What you are asked to do> Once the images are set aside, write out the rest of the records exactly.

>>>

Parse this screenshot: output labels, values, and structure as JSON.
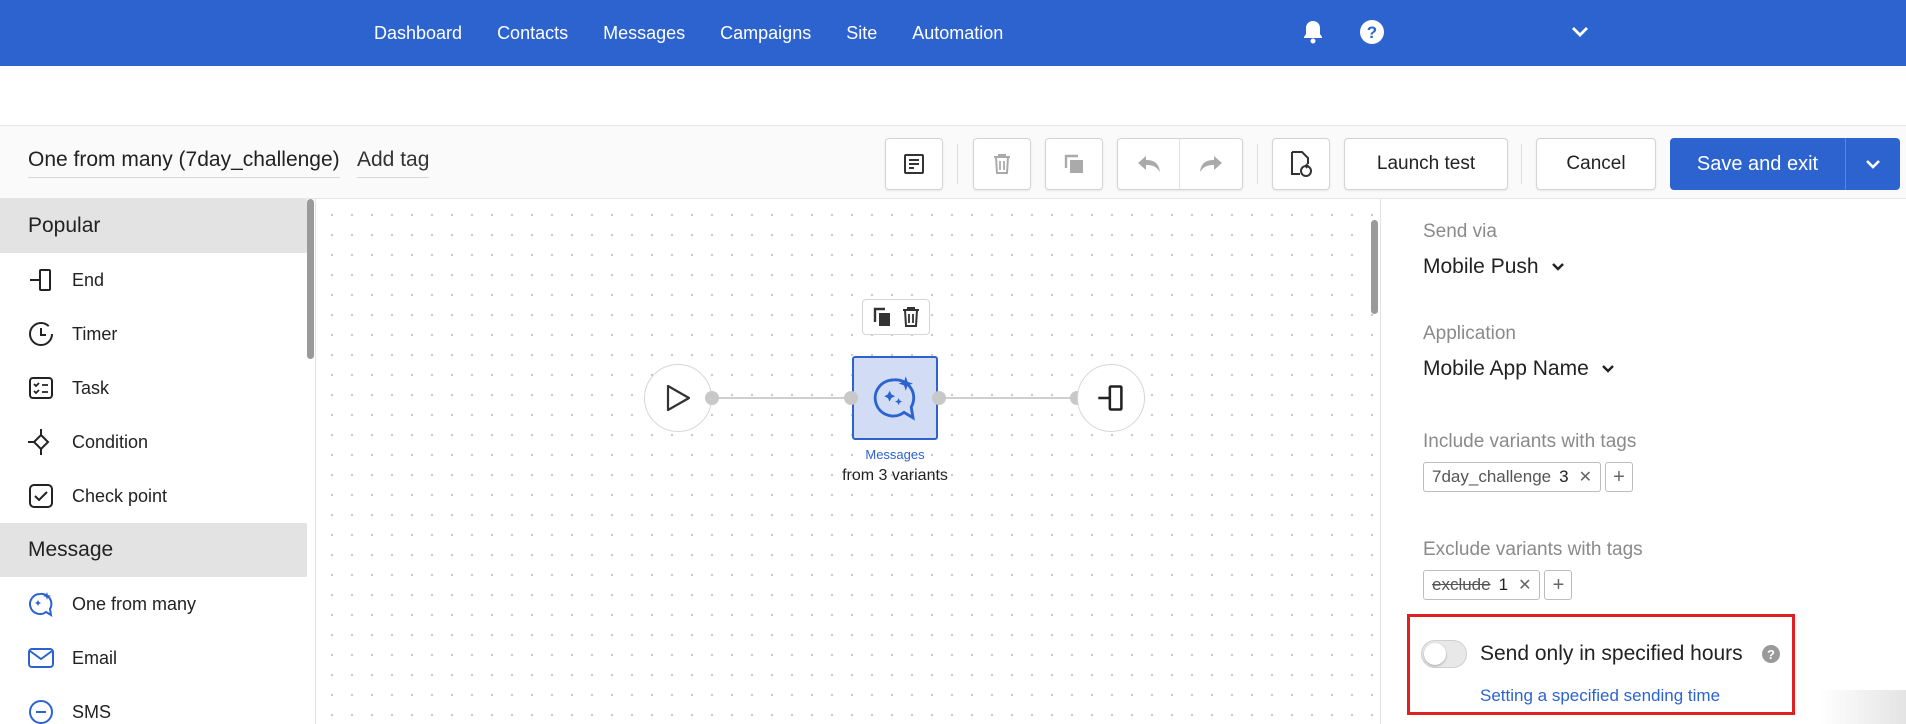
{
  "nav": {
    "links": [
      "Dashboard",
      "Contacts",
      "Messages",
      "Campaigns",
      "Site",
      "Automation"
    ],
    "bell_icon": "bell-icon",
    "help_icon": "help-icon",
    "account_chevron_icon": "chevron-down-icon"
  },
  "toolbar": {
    "flow_title": "One from many (7day_challenge)",
    "add_tag": "Add tag",
    "launch_test": "Launch test",
    "cancel": "Cancel",
    "save_and_exit": "Save and exit"
  },
  "palette": {
    "popular_header": "Popular",
    "popular_items": [
      {
        "label": "End",
        "icon": "end-icon"
      },
      {
        "label": "Timer",
        "icon": "timer-icon"
      },
      {
        "label": "Task",
        "icon": "task-icon"
      },
      {
        "label": "Condition",
        "icon": "condition-icon"
      },
      {
        "label": "Check point",
        "icon": "check-point-icon"
      }
    ],
    "message_header": "Message",
    "message_items": [
      {
        "label": "One from many",
        "icon": "one-from-many-icon"
      },
      {
        "label": "Email",
        "icon": "email-icon"
      },
      {
        "label": "SMS",
        "icon": "sms-icon"
      }
    ]
  },
  "canvas": {
    "node_type": "Messages",
    "node_subtitle": "from 3 variants"
  },
  "panel": {
    "send_via_label": "Send via",
    "send_via_value": "Mobile Push",
    "application_label": "Application",
    "application_value": "Mobile App Name",
    "include_label": "Include variants with tags",
    "include_tag": {
      "name": "7day_challenge",
      "count": "3"
    },
    "exclude_label": "Exclude variants with tags",
    "exclude_tag": {
      "name": "exclude",
      "count": "1"
    },
    "toggle_label": "Send only in specified hours",
    "toggle_on": false,
    "help_text": "?",
    "link_text": "Setting a specified sending time"
  },
  "colors": {
    "brand": "#2d63cf",
    "highlight": "#e02020"
  }
}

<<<

Reply>
Parse this screenshot: output labels, values, and structure as JSON.
{
  "nav": {
    "links": [
      "Dashboard",
      "Contacts",
      "Messages",
      "Campaigns",
      "Site",
      "Automation"
    ],
    "bell_icon": "bell-icon",
    "help_icon": "help-icon",
    "account_chevron_icon": "chevron-down-icon"
  },
  "toolbar": {
    "flow_title": "One from many (7day_challenge)",
    "add_tag": "Add tag",
    "launch_test": "Launch test",
    "cancel": "Cancel",
    "save_and_exit": "Save and exit"
  },
  "palette": {
    "popular_header": "Popular",
    "popular_items": [
      {
        "label": "End",
        "icon": "end-icon"
      },
      {
        "label": "Timer",
        "icon": "timer-icon"
      },
      {
        "label": "Task",
        "icon": "task-icon"
      },
      {
        "label": "Condition",
        "icon": "condition-icon"
      },
      {
        "label": "Check point",
        "icon": "check-point-icon"
      }
    ],
    "message_header": "Message",
    "message_items": [
      {
        "label": "One from many",
        "icon": "one-from-many-icon"
      },
      {
        "label": "Email",
        "icon": "email-icon"
      },
      {
        "label": "SMS",
        "icon": "sms-icon"
      }
    ]
  },
  "canvas": {
    "node_type": "Messages",
    "node_subtitle": "from 3 variants"
  },
  "panel": {
    "send_via_label": "Send via",
    "send_via_value": "Mobile Push",
    "application_label": "Application",
    "application_value": "Mobile App Name",
    "include_label": "Include variants with tags",
    "include_tag": {
      "name": "7day_challenge",
      "count": "3"
    },
    "exclude_label": "Exclude variants with tags",
    "exclude_tag": {
      "name": "exclude",
      "count": "1"
    },
    "toggle_label": "Send only in specified hours",
    "toggle_on": false,
    "help_text": "?",
    "link_text": "Setting a specified sending time"
  },
  "colors": {
    "brand": "#2d63cf",
    "highlight": "#e02020"
  }
}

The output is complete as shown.